What you return should be each line of the data containing the string "compliant".

──────────

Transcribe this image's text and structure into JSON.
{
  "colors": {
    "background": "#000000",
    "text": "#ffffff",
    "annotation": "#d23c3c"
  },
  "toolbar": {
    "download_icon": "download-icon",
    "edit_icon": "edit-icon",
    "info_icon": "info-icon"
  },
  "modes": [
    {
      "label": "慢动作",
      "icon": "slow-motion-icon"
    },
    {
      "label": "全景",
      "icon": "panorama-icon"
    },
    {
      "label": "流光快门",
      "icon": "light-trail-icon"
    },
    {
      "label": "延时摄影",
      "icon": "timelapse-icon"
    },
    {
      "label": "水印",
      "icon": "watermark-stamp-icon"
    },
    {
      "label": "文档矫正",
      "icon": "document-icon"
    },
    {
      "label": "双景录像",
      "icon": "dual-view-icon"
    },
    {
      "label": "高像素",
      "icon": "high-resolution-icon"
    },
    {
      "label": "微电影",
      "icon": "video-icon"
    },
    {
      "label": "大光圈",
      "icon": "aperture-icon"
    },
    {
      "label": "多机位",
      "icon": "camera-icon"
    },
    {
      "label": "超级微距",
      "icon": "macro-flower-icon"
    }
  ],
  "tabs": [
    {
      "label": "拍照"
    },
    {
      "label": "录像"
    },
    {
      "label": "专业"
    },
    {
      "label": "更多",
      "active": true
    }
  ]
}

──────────

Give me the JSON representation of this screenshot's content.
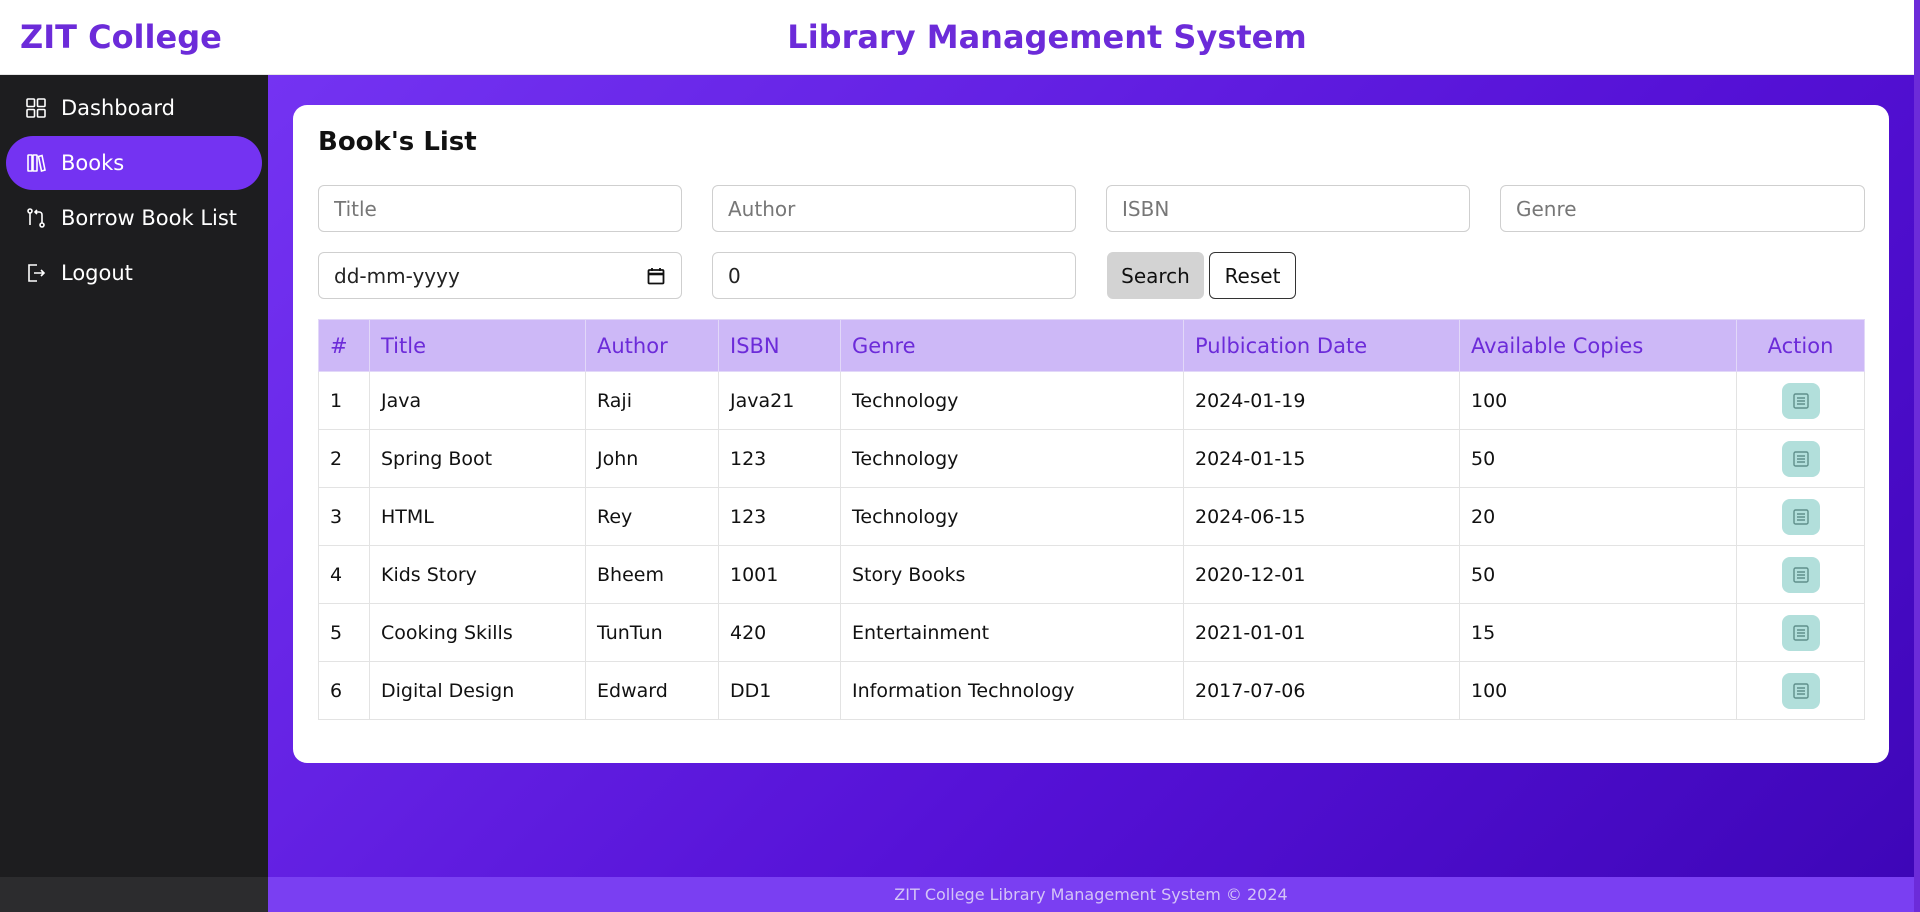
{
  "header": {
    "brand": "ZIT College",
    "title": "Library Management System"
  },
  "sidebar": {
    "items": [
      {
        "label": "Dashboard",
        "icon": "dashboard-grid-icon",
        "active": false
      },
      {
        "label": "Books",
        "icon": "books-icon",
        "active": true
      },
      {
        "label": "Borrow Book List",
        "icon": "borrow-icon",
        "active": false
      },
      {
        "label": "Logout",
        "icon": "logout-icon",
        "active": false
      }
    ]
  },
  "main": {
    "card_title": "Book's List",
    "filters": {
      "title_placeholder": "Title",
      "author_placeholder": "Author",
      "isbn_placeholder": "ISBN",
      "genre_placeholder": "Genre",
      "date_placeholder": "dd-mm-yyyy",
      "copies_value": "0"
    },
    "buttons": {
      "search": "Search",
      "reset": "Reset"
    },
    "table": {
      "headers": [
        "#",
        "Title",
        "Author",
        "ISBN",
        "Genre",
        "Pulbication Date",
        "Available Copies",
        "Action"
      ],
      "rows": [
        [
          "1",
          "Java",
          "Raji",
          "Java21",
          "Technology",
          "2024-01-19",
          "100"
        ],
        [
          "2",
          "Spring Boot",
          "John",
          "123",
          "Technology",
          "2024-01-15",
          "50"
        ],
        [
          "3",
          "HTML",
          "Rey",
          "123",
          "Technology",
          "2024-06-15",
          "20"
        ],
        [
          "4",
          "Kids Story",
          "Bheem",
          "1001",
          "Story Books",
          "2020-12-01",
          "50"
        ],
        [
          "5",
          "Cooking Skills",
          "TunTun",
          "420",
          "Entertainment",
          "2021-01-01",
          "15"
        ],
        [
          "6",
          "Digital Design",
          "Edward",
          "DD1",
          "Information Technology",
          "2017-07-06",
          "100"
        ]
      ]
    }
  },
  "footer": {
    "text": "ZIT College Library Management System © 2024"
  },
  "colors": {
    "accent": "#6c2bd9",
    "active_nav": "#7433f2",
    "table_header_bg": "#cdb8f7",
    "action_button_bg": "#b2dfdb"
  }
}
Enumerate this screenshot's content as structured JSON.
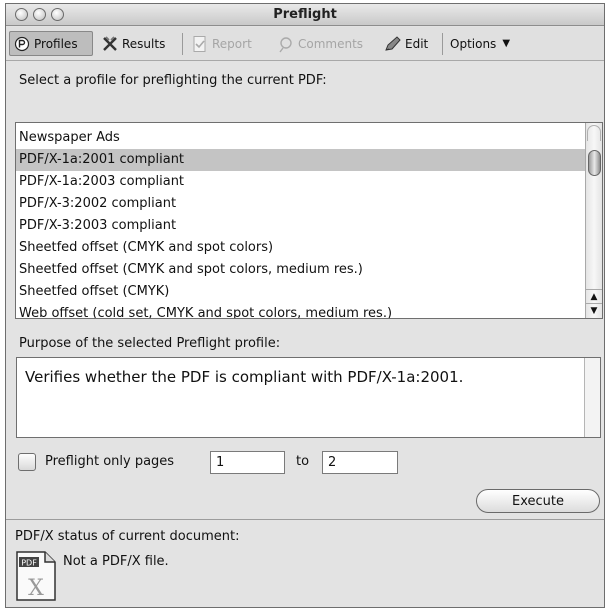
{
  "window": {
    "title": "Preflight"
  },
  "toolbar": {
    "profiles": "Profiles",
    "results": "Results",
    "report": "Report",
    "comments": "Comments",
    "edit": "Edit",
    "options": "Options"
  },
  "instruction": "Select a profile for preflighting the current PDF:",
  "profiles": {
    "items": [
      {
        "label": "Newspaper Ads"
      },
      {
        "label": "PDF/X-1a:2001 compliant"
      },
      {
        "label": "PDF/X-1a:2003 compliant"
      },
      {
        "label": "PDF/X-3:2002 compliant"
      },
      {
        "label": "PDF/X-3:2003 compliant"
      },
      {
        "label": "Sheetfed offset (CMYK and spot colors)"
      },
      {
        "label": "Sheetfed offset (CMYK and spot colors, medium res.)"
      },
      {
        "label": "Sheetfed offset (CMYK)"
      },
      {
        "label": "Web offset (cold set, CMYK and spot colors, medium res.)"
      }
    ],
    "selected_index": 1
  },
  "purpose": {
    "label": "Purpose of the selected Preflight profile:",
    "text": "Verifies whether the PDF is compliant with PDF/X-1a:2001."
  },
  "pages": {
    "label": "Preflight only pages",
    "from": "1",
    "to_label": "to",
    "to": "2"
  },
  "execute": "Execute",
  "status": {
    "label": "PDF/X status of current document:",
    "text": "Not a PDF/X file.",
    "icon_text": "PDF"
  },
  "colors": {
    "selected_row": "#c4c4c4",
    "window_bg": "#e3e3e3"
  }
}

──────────

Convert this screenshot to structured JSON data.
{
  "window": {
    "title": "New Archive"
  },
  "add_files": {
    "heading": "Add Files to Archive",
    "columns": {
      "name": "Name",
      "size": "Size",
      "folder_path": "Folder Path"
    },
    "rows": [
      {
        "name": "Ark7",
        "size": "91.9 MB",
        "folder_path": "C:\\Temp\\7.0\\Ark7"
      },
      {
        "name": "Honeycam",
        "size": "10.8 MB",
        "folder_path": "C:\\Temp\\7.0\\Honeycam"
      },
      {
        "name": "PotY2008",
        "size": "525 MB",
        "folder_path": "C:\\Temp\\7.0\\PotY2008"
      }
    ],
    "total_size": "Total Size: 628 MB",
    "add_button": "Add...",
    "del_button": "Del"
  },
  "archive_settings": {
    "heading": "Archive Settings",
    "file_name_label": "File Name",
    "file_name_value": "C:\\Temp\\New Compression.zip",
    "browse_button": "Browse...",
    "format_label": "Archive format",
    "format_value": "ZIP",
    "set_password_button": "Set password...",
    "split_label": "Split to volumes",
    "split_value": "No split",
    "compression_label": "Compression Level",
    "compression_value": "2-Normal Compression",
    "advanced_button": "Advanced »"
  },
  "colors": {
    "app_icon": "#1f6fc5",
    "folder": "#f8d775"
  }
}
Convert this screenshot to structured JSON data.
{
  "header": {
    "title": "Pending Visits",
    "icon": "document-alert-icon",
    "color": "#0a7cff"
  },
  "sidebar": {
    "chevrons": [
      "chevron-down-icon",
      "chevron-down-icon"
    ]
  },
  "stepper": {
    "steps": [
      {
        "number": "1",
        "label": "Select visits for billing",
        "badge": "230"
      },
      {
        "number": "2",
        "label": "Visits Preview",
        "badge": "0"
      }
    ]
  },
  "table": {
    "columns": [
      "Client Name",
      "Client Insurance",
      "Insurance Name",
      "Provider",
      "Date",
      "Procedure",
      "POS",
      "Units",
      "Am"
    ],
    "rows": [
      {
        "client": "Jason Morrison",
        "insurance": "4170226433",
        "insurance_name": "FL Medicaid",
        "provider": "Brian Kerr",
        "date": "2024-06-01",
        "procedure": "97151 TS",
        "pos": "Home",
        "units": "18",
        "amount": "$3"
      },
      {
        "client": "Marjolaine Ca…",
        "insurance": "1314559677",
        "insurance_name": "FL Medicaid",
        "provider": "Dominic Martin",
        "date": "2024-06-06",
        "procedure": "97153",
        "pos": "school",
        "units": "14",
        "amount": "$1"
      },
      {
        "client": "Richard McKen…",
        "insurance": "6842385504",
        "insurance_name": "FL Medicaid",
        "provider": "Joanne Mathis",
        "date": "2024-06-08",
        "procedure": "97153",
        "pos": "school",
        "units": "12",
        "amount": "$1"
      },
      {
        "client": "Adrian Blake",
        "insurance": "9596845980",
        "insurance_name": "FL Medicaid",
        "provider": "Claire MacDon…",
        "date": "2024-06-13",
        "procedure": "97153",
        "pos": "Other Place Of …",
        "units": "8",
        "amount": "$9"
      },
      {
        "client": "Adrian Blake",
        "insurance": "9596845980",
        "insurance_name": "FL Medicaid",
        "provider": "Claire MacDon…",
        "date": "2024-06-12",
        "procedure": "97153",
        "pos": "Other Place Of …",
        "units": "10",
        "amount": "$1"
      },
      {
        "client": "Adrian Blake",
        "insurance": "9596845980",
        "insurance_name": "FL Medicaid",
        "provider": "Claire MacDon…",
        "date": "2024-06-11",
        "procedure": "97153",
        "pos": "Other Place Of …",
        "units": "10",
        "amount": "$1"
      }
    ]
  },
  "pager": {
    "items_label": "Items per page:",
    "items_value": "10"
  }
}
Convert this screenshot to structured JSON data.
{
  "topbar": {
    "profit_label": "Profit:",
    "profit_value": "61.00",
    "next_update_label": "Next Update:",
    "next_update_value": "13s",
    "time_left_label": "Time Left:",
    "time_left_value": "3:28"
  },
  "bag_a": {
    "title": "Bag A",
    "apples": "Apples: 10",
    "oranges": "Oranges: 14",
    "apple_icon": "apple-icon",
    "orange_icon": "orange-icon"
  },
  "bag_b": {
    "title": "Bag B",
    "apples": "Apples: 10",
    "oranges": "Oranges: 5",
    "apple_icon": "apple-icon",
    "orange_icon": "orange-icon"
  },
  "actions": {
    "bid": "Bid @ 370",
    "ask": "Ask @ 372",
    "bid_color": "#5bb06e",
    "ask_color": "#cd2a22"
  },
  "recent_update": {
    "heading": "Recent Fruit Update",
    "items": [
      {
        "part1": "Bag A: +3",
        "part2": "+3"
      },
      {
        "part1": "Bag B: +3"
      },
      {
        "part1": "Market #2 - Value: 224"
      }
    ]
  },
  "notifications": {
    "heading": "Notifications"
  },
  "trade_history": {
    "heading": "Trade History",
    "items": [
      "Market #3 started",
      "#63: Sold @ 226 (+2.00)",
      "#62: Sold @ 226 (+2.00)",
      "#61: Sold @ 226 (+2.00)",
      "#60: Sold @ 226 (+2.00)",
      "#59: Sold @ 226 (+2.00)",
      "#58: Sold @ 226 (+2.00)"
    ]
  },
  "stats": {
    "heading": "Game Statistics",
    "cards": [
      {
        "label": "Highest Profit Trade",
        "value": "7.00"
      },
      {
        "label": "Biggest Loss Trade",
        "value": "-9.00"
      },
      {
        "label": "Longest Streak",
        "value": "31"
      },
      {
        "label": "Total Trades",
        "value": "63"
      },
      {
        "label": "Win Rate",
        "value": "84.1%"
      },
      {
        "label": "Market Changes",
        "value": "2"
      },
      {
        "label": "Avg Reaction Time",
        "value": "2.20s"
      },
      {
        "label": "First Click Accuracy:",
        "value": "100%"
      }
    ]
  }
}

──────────

Response:
        "label": "PDF/X-1a:2001 compliant"
        "label": "PDF/X-1a:2003 compliant"
        "label": "PDF/X-3:2002 compliant"
        "label": "PDF/X-3:2003 compliant"
    "text": "Verifies whether the PDF is compliant with PDF/X-1a:2001."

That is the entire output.